Green energy. Plant-based materials. Clean water. Lighter aircraft. These are just a few examples of sustainable solutions that scientists are focused on to help improve the human condition. We sat down with Dr. Andrea Browning, a product manager on the materials science team at Schrödinger, to discuss how scientists are approaching these and many other global problems, how Schrödinger is supporting these efforts, and what the future holds for materials science.
Extrapolations Editorial: Can you give a quick overview of what materials science encompasses and the role of Schrödinger in this field?
Andrea Browning: Materials science essentially provides insights into the behavior of all materials, across all industries. Ultimately, every product that exists in this world is made from materials that come together to perform a function. At Schrödinger, our computational platform can predict molecular behavior, how molecules interact with each other, and how they behave under certain conditions, including temperature effects and exposure to UV light, to understand how to make a better product. Molecular modeling can accelerate the development of new materials, or modify existing materials, by helping to identify the most promising structures and formulations before a company synthesizes and tests them. This time and cost savings is the value our computational platform and our scientific expertise provides to our materials science customers.
EE: Can you give an example of how Schrödinger’s science can help make a better product?
AB: Every industry is faced with different stressors and these mainly fall into several categories.
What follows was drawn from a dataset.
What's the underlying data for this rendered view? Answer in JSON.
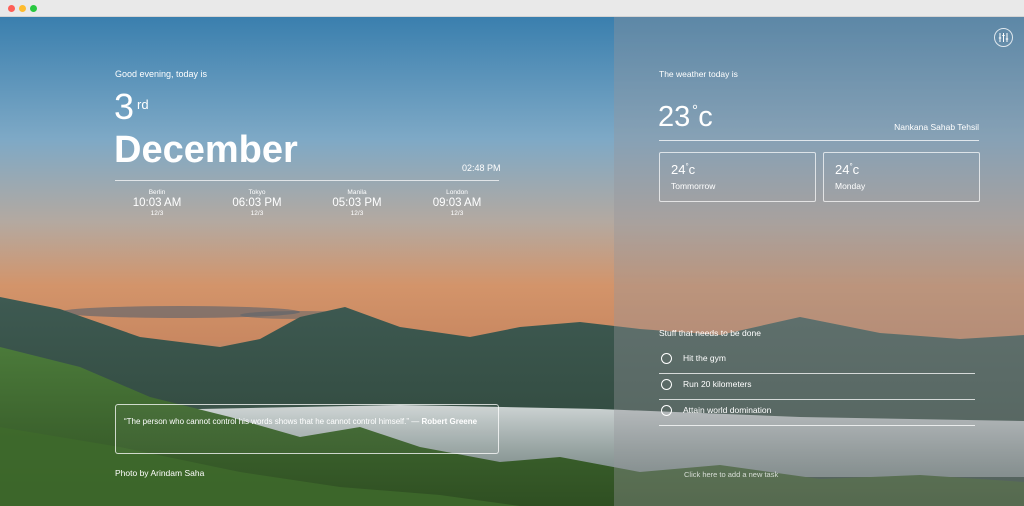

The stressor might be environmental or sustainable in nature, where the goal is to create a product that is less wasteful, such as consumer packaging, or uses less energy, such as computer monitors. The stressor might be safety, where a product may have an ingredient in it that is harmful to human health, such as BPA, and the goal is to find the right substitute for that harmful ingredient. The stressor might be financial, where the goal is to find ways to make a product for less money without affecting performance. There are also raw materials used in products that are simply not available all the time or no longer available, and that is where materials science insights from atomic scale simulation can help course correct by finding an alternative solution.
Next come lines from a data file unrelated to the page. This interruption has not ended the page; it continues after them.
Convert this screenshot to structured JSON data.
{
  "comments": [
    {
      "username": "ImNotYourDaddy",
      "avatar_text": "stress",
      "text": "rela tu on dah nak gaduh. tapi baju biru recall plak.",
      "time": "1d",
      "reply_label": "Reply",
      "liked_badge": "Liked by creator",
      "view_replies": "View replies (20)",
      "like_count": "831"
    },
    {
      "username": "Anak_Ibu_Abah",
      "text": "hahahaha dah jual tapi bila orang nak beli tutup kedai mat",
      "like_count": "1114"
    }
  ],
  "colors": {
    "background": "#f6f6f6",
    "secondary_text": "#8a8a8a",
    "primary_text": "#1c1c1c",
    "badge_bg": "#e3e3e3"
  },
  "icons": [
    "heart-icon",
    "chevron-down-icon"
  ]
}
Our platform is being deployed across many seemingly unrelated industries, including aerospace, energy, semiconductors, electronic displays, food science, and drug formulation.
“Our drug discovery and materials science teams both benefit from improvements to the underlying platform because the science is fundamental.”
EE: Isn’t this the same platform used in life sciences? What do an oncology drug and a next-gen aerospace material have in common? How can one platform be applicable across so many industries?
AB: Everything is made up of atoms. If you zoom into a protein or zoom into a polymer that is being used to design a more fuel-efficient plane, you will find that there are a lot of shared atoms, a lot of shared chemistry between materials and proteins. Our platform integrates predictive physics-based simulation with machine learning techniques to accurately predict how these atoms interact with each other. By predicting the behavior of atoms, we can develop new drugs and materials or improve upon existing molecules. The underlying science is fundamental, and we are using this to our advantage to help build a better world.
EE: The use of Schrödinger’s platform for materials science is at a much earlier stage than its application in drug drug discovery. Have there been any key findings or “A-ha!” moments from materials science that have benefitted drug discovery?
AB: Our drug discovery and materials science teams both benefit from improvements to the underlying platform because the science is fundamental. For example, as we addressed problems in materials science related to property changes with temperature, we were able to build on this knowledge through the development of tools that our drug discovery colleagues are now using to understand drug degradation. Our team also benefits from drug discovery, particularly with respect to the representation of unique chemical groups.
EE: How is materials science shaping the future?
AB: As a society, we’re increasing in population and therefore demanding more from our finite resources. Saving time and money in materials science is not the end goal – we have to ensure that we can offer sustainable solutions across industries in the years to come and broaden the possibilities of what we are able to explore. As the technology and our capabilities in materials science continue to evolve, it will only serve our world better.